After Tiedemann’s demise, Davis moved her mom to a unique facility in a close-by metropolis. Mary Tiedemann, whose dementia is worse, doesn’t perceive that her husband died, Davis stated. “At first I might inform her. And I used to be telling her time and again,” she stated. “Now I simply inform her he’s climbing.”
On the facility the place Tiedemann died, Rickard met with the residents, together with many who reported ideas of suicide.
“The room was full of individuals who needed to die,” she stated. “These individuals got here to me to say: ‘Inform me why I ought to nonetheless reside.’”
Most suicide prevention funding targets younger or middle-aged individuals, partially as a result of these teams have so a few years forward of them. Nevertheless it’s additionally due to ageist attitudes that recommend such investments and interventions aren’t as mandatory for older adults, stated Jerry Reed, a nationally acknowledged suicide skilled with the nonprofit Schooling Improvement Middle.
“Life at 80 is simply as attainable as life at 18,” Reed stated. “Our suicide prevention methods have to evolve. In the event that they don’t, we’re going to be dropping individuals we don’t have to lose.”
Even when there are clear indications of danger, there’s no consensus on the simplest approach to reply. The most typical responses — checking sufferers each 15 minutes, shut remark, referring sufferers to psychiatric hospitals — will not be efficient and should even be dangerous, analysis exhibits.
However intervening could make a distinction, stated Eleanor Feldman Barbera, a New York psychologist who works in long-term care settings.
She recalled a 98-year-old lady who entered an area nursing residence final yr after struggling a number of falls.

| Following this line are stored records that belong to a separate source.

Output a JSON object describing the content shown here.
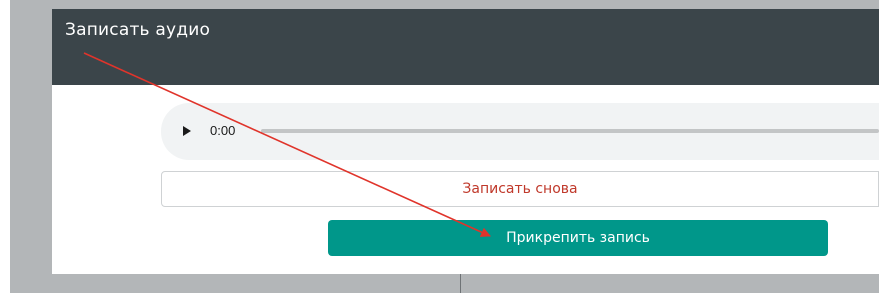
{
  "modal": {
    "title": "Записать аудио"
  },
  "audio_player": {
    "play_icon": "play-icon",
    "current_time": "0:00"
  },
  "buttons": {
    "record_again_label": "Записать снова",
    "attach_label": "Прикрепить запись"
  },
  "colors": {
    "header_bg": "#3b454a",
    "backdrop": "#b3b6b8",
    "primary_button": "#00978a",
    "record_again_text": "#c0392b",
    "annotation_arrow": "#e0342b"
  }
}
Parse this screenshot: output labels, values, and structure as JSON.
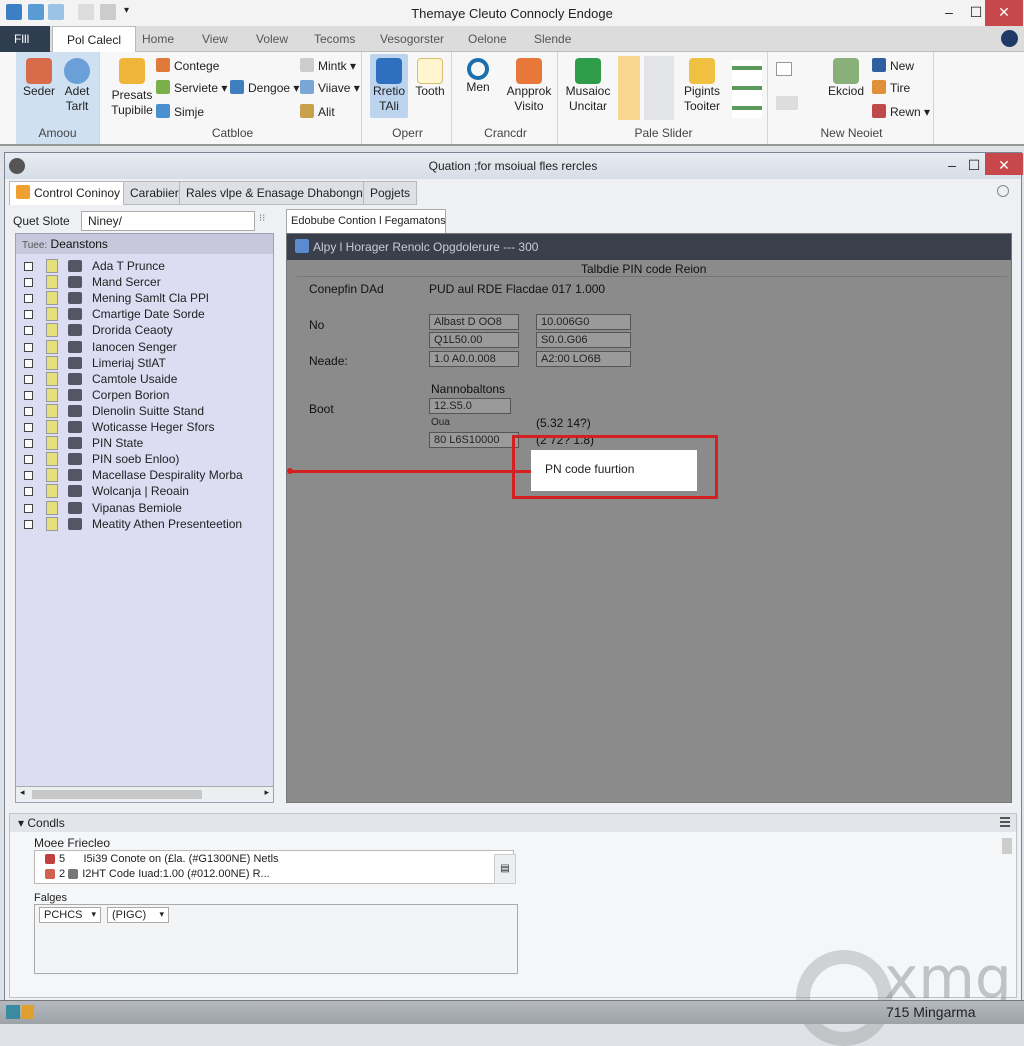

The transition from the house she shared together with her aged brother was troublesome. When the lady developed a urinary tract an infection, her situation worsened. Anxious and depressed, she informed an aide she needed to harm herself with a knife. She was referred for psychological providers and improved. Weeks later, after a switch to a brand new unit, she was present in her room with the twine of a name bell round her neck.
After a quick hospitalization, she returned to the nursing residence and was surrounded by elevated care: a referral to a psychiatrist, additional oversight by aides and social staff, common calls from her brother. Throughout weekly counseling periods, the lady now reviews she feels higher. Barbera considers it a victory.
“She enjoys the music. She hangs out with friends. She watches what’s happening,” Barbera stated. “She’s 99 now — and she or he’s wanting towards 100.”
In case you or somebody you realize has talked about considering suicide, name the Nationwide Suicide Prevention Lifeline at 1-800-273-8255, or use the web Lifeline Disaster Chat, each out there 24 hours a day, seven days every week.
Individuals 60 and older can name the Institute on Ageing’s 24-hour, toll-free Friendship Line at 800-971-0016. IOA additionally makes ongoing outreach calls to lonely older adults.